The Friday News Minute!

A weekly gem of information you will be using on Monday!

Published by Andrew Sanderbeck

Managing Partner of The People~Connect Institute

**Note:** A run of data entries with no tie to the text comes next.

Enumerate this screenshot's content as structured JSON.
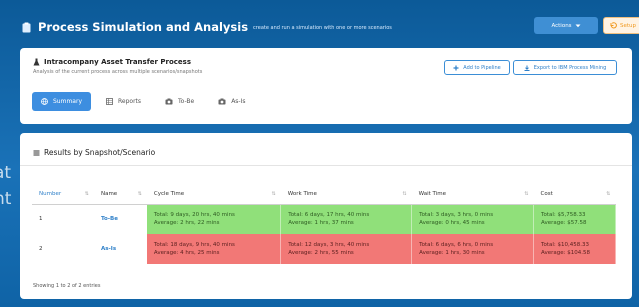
{
  "background": {
    "lines": [
      "at",
      "nt"
    ]
  },
  "header": {
    "title": "Process Simulation and Analysis",
    "subtitle": "create and run a simulation with one or more scenarios",
    "actions_label": "Actions",
    "setup_label": "Setup"
  },
  "process": {
    "title": "Intracompany Asset Transfer Process",
    "subtitle": "Analysis of the current process across multiple scenarios/snapshots",
    "add_pipeline_label": "Add to Pipeline",
    "export_label": "Export to IBM Process Mining"
  },
  "tabs": [
    {
      "label": "Summary",
      "active": true
    },
    {
      "label": "Reports",
      "active": false
    },
    {
      "label": "To-Be",
      "active": false
    },
    {
      "label": "As-Is",
      "active": false
    }
  ],
  "results": {
    "title": "Results by Snapshot/Scenario",
    "columns": [
      "Number",
      "Name",
      "Cycle Time",
      "Work Time",
      "Wait Time",
      "Cost"
    ],
    "rows": [
      {
        "number": "1",
        "name": "To-Be",
        "cycle_total": "Total: 9 days, 20 hrs, 40 mins",
        "cycle_avg": "Average: 2 hrs, 22 mins",
        "work_total": "Total: 6 days, 17 hrs, 40 mins",
        "work_avg": "Average: 1 hrs, 37 mins",
        "wait_total": "Total: 3 days, 3 hrs, 0 mins",
        "wait_avg": "Average: 0 hrs, 45 mins",
        "cost_total": "Total: $5,758.33",
        "cost_avg": "Average: $57.58"
      },
      {
        "number": "2",
        "name": "As-Is",
        "cycle_total": "Total: 18 days, 9 hrs, 40 mins",
        "cycle_avg": "Average: 4 hrs, 25 mins",
        "work_total": "Total: 12 days, 3 hrs, 40 mins",
        "work_avg": "Average: 2 hrs, 55 mins",
        "wait_total": "Total: 6 days, 6 hrs, 0 mins",
        "wait_avg": "Average: 1 hrs, 30 mins",
        "cost_total": "Total: $10,458.33",
        "cost_avg": "Average: $104.58"
      }
    ],
    "footer": "Showing 1 to 2 of 2 entries"
  },
  "colors": {
    "background": "#0e5fa0",
    "accent": "#3d8ee0",
    "better": "#90e07a",
    "worse": "#f27876",
    "setup": "#f09a22"
  },
  "icons": [
    "clipboard-icon",
    "chevron-down-icon",
    "undo-icon",
    "flask-icon",
    "plus-icon",
    "download-icon",
    "globe-icon",
    "table-icon",
    "camera-icon",
    "list-icon",
    "sort-icon"
  ]
}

One of the many things in life that I find myself to be a continuous learner about is the different/difficult behaviors of the many people that I meet and get to know as I travel our country and world. In this week's Friday News Minute I have a few things to share with you to help you to work, play, live and love those people that are different than you. I'm a big believer that quality of life is measured in great part by the quality of friends and relationships that we have in our life. The challenge with relationships is that everyone is different than us. We have to be careful in how we handle those differences or we can become one of the difficult people in the relationship.
Setting boundaries with your difficult people
The classes that I have been teaching lately have been very successful. I have had many people that are anxious and excited to learn and just a few that felt "forced" to come. One of the people that felt forced to be in the classroom has been a great challenge and gift to me.
The person I am referring to has alot of power because of his title and duties. He openly challenged me and the curriculum on a few occassions in class (which is not acceptable behavior in most training environments) and has very strong opinions about what he believes. He was born and lives in a part of Europe where their culture teaches straight forward, to the point and sometimes explosive behavior and communication...especially if they don't agree with or like what is going around around them.
During his mild outbursts, I would listen. Sometimes I would offer his opinions to the other students to engage their feedback. I kept my mind open to his opinions and beliefs and did my best to consider things from his point of view. Something I have learned to do both professionally and personally is to set the boundaries for expected and allowable behavior early this case the morning of the first day of class.
As I reflect back on the training sessions his greatest gift to me has been his perspective on the many different things we discussed. His beliefs are very different than mine and I believe that he has made me a better trainer/teacher...because I reinforced the boundaries and practiced the art of listening to him even when I didn't agree with what he was saying. Plus...he actually taught me a few things.
Regarding his "challenges" in the classroom, I am happy to say that I did not engage him in a competition of who is right or wrong. No one would win that I choose not to play it.
Don't take it personally 
When dealing with someone that you consider to be difficult, it is important to let go of taking the other persons comments or actions personally. Further, it is very effective to focus on the behavior that you want the person to change. With my student, I chose not to take his challenge personally. I told myself "he is allowed his opinion". While agreeing or disagreeing with him was not very important to me, protecting the other students in class was. I noticed that the students sitting around him were "shutting down" because of his strong opinions. They were  allowing his negativity and strong opinions to affect them. Changing his behavior...became my priority. My challenge was to "seek out" the cause of the behavior.
After the class was finished, my difficult student came back to the class to talk with apologize. I appreciated his apology and he seemed to appreciate that I was neither upset or hurt by his actions. I challenged him to put himself in the shoes of the other students that were sitting around him. I asked him to consider the damage he was causing to the relationships that he had with those people.
This wasn't an easy conversation to start or continue, yet I think that he "heard" the message I was communicating and I knew there was a new level of respect between the us. Life lesson: It is more important that people respect you...than like you. BTW: I don't especially like this life lesson...even though I know it is true. (I want everyone to like me!)  :>) 
For your next difficult conversation or situation remember: to set boundaries early on and not to take things personally.  You just might find the situation to be less difficult than you thought or feared it would be.

Andrew Sanderbeck

PS can always go back to what doesn't work.